In response, Iran announced Saturday that it has equipped its navy with drones and ballistic missiles with a range of up to 1,000 km.
“While the recent drills are mainly a reaction to the US rise in power [in the Gulf], they are probably also a less risky alternative to the real escalation that the seizure of a US vessel could represent,” said Farzin Nadimi, a researcher at the Washington Institute.
On the evening of the drills near the disputed islands, Iran’s President Ebrahim Raisi officially invited UAE President Mohammed bin Zayed to visit Tehran.
Similarly, in the dispute over the al-Durra gas field between Iran and Saudi Arabia and Kuwait, Iran’s foreign minister sent an official invitation letter to his Kuwaiti counterpart Thursday, seemingly with the intent of easing tensions rekindled in recent weeks.
In Late June, the National Iranian Oil Company announced that it was ready to begin drilling in the Arash common field — as the Iranians call al-Durra — which Kuwait and Riyadh condemned.
Citing a bilateral agreement of March 2022, deemed “illegal” by Tehran, the two countries continue to claim exclusive rights to the disputed part of the gas field, while calling on Iran to sit at the negotiating table.
“Iran and the GCC states have an interest in preserving regional de-escalation: the former because of its diplomatic isolation, the latter because of Iran’s ability to engage in military provocations and jeopardize the truce in Yemen,” said Hasan AlHasan, a researcher at the International Institute for Strategic Studies.
For the oil monarchies, attacks carried out by the Tehran-backed Houthis remain the main threat to their economic development.

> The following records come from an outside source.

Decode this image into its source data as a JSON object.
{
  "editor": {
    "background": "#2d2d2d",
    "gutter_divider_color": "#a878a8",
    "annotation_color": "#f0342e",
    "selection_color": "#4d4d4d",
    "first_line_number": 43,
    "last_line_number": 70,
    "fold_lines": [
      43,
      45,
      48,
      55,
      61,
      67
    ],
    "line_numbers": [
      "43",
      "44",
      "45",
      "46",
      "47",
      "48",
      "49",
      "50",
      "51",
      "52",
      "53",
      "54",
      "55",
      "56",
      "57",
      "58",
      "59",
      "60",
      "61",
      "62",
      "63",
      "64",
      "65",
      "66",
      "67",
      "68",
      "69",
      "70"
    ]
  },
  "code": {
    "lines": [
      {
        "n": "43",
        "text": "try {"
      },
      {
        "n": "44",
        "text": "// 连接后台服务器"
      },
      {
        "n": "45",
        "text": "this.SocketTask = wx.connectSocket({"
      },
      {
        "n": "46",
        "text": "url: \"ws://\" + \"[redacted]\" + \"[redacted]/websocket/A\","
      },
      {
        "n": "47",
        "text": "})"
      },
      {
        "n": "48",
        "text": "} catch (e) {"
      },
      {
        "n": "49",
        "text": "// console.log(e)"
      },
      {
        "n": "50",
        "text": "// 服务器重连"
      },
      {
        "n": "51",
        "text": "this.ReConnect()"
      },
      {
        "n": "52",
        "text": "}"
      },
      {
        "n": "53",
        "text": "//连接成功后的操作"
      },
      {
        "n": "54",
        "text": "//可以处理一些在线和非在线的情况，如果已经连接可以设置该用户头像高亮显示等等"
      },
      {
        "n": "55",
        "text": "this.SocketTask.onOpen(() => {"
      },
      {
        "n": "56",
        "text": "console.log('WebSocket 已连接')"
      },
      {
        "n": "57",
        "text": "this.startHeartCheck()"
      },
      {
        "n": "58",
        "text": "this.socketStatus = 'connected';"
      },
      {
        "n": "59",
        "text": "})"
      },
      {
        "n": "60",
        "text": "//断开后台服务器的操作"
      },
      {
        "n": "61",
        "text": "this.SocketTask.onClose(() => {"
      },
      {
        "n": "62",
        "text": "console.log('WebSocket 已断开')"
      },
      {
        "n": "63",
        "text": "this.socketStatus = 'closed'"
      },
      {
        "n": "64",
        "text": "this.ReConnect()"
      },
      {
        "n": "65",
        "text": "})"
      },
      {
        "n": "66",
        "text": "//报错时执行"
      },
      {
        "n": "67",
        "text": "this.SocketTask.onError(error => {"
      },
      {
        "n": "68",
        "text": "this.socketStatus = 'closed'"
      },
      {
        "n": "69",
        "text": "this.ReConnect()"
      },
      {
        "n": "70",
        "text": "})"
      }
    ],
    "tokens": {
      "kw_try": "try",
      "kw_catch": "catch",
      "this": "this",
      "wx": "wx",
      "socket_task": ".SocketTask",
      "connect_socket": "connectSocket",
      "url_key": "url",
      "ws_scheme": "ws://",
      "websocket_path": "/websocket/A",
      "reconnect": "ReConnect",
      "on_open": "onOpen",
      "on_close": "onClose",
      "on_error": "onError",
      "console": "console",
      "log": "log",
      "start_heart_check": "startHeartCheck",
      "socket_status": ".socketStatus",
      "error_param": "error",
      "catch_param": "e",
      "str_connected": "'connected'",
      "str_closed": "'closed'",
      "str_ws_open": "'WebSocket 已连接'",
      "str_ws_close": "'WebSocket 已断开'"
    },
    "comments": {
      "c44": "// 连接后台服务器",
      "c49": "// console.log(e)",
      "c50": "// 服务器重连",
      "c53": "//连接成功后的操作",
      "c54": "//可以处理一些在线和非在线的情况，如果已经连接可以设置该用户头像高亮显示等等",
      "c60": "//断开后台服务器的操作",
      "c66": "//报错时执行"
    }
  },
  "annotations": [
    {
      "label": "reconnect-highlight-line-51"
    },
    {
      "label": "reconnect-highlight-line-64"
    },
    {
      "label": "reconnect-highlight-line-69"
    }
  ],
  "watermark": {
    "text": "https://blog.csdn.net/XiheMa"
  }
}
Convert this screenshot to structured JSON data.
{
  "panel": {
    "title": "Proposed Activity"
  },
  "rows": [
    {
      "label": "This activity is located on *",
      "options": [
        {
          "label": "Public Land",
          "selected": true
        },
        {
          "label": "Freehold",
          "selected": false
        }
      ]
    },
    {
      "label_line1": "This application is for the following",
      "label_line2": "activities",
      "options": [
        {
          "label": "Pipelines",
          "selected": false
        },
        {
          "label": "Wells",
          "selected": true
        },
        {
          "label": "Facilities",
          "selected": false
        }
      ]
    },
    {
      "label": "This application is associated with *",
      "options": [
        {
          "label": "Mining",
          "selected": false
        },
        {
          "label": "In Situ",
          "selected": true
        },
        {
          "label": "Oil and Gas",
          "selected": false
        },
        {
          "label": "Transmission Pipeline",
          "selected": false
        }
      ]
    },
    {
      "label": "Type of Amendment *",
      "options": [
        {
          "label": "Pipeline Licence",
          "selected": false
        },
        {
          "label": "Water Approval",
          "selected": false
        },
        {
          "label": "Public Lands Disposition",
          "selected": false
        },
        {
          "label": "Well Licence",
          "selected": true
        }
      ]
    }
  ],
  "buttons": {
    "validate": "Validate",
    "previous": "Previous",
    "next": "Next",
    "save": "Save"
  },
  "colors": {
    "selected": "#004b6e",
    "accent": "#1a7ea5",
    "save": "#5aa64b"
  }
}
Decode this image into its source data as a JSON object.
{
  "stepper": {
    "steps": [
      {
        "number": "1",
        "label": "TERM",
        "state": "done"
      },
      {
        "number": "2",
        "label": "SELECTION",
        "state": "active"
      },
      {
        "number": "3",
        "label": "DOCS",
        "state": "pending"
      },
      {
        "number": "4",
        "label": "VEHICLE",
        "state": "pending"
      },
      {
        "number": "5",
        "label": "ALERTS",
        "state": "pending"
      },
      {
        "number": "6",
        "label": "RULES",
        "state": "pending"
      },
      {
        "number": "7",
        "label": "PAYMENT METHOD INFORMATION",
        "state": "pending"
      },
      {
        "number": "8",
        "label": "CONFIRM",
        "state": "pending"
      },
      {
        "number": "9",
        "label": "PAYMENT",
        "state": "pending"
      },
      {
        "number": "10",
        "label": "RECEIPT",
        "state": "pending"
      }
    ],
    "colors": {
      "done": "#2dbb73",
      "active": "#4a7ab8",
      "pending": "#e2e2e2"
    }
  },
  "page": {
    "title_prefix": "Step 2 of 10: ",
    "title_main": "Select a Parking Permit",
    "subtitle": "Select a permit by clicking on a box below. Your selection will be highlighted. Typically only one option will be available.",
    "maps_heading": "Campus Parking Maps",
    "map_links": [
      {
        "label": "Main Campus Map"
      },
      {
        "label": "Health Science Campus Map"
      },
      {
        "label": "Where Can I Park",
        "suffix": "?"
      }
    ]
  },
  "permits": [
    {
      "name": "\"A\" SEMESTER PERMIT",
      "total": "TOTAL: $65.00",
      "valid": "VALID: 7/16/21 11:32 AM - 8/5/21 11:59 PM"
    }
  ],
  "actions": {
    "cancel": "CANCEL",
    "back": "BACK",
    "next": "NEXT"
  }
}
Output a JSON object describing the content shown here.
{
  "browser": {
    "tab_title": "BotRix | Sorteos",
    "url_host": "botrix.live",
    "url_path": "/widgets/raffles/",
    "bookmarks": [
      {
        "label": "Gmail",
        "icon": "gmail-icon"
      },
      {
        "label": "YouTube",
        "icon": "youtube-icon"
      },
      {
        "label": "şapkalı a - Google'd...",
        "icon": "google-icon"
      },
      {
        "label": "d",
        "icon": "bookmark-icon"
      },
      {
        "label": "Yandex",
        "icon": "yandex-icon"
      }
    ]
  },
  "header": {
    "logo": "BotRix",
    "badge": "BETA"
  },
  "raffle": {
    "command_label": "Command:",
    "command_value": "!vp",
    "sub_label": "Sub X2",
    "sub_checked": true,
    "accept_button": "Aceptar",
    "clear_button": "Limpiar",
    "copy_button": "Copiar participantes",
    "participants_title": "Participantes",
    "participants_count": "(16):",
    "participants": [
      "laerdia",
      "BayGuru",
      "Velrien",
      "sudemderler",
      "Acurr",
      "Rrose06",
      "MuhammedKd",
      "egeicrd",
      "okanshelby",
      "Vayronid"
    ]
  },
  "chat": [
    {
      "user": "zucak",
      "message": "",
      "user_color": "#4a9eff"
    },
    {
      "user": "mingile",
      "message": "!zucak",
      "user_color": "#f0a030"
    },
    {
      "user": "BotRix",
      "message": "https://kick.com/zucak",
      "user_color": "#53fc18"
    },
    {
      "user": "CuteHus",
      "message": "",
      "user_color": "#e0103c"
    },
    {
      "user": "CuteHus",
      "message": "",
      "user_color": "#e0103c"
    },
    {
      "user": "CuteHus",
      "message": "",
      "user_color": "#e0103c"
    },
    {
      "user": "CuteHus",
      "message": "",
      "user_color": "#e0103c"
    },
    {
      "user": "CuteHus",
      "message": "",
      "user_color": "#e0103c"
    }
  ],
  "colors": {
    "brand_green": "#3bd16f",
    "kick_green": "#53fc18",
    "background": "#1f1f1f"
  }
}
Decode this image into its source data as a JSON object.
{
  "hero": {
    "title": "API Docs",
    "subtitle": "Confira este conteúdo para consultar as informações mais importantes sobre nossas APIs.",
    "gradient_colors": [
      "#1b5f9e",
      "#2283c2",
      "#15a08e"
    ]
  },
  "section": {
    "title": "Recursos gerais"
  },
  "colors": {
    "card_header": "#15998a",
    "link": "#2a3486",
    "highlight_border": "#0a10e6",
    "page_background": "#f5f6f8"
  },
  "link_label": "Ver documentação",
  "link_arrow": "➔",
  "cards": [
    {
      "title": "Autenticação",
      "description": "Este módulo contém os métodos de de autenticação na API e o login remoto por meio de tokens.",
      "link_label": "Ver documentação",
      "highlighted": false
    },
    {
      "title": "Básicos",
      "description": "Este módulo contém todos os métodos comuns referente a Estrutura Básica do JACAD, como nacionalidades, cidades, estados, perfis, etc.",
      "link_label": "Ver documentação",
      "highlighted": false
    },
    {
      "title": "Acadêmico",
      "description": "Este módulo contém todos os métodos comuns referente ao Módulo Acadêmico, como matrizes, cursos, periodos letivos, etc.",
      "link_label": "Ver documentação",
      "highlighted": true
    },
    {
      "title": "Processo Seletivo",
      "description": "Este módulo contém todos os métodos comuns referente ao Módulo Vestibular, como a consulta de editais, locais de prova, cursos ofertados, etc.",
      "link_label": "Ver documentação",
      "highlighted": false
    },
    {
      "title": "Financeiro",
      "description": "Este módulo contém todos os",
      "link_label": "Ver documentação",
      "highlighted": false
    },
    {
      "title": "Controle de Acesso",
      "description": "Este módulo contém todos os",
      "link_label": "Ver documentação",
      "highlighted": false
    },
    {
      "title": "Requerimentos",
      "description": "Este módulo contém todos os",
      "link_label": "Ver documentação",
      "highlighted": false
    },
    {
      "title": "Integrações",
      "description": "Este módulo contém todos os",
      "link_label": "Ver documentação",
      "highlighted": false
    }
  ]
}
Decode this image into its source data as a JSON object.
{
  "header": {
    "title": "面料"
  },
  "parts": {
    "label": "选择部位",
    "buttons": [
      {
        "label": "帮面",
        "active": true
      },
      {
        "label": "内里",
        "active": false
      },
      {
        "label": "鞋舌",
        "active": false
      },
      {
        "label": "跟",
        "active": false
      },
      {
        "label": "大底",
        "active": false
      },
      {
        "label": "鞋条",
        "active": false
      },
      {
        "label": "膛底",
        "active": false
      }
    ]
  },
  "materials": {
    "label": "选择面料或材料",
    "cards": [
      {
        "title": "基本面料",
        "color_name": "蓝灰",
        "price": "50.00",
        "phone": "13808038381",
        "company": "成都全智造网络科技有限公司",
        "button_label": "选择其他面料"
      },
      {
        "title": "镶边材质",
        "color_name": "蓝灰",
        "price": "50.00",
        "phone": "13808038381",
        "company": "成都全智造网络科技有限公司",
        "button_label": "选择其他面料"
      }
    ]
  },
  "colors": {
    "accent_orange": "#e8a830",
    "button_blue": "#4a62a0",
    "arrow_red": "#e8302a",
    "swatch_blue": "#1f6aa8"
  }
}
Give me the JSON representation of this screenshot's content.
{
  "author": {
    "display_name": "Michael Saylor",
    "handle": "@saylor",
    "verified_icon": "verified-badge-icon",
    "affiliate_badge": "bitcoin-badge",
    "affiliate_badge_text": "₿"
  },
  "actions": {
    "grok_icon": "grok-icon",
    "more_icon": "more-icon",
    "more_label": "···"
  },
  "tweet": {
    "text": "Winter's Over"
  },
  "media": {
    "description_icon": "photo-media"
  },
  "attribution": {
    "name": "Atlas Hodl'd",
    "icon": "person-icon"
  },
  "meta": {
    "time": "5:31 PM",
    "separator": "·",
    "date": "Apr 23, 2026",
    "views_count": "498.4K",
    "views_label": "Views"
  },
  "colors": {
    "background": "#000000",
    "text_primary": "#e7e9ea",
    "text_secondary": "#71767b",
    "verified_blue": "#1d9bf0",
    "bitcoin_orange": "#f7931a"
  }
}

Admittedly, although the ceasefire agreement expired in October, a respite prevails between rebels and pro-government forces, supported since 2015 by a Riyadh-led coalition.
Following the Saudi-Iranian normalization deal signed March 10, Iran has also committed to no longer provide weapons to the Houthis, according to the Wall Street Journal, quoting Saudi and US officials.
But bilateral talks between the rebel group and the Saudi authorities have yet to yield any concrete results, while the Aden government regularly warns against potential Houthi offensives.
The Islamic Republic intends to retain its negotiating leverage, especially in view of rumors of a Saudi-Israeli normalization and a possible promotion of the anti-Iranian front in the region.
An Israeli missile attack targeted the vicinity of Damascus early Monday morning, killing six people, including four Syrian soldiers and two pro-Iranian fighters. The site targeted is a military airport around which Iranian facilities are found, according to Syrian opposition sources. It is a shadow war that could intensify in the event of normalization between Israel and Saudi Arabia, especially as discussions for a return to the 2015 Iranian nuclear deal were given up in favor of a more restrictive agreement between the US and Iran.
“Iran’s extended hand to the Gulf is more tactical than strategic,” Nadimi said. “Tehran’s foreign policy is based on a zero-sum game, where one wins at the expense of the other, and its determination to win.”
This story originally ran in French, translated by Joelle Khoury.
The restoration of relations with Iran was expected to contribute to regional calm. Yet tensions in the Gulf have soared in recent weeks, from the renewed dispute over the al-Durra gas field, to the surprise Iranian military exercises on islands the United Arab Emirates (UAE) claims its own.If Tehran seems to want to avoid confrontation with its neighbors, using diplomacy as a proof of goodwill,...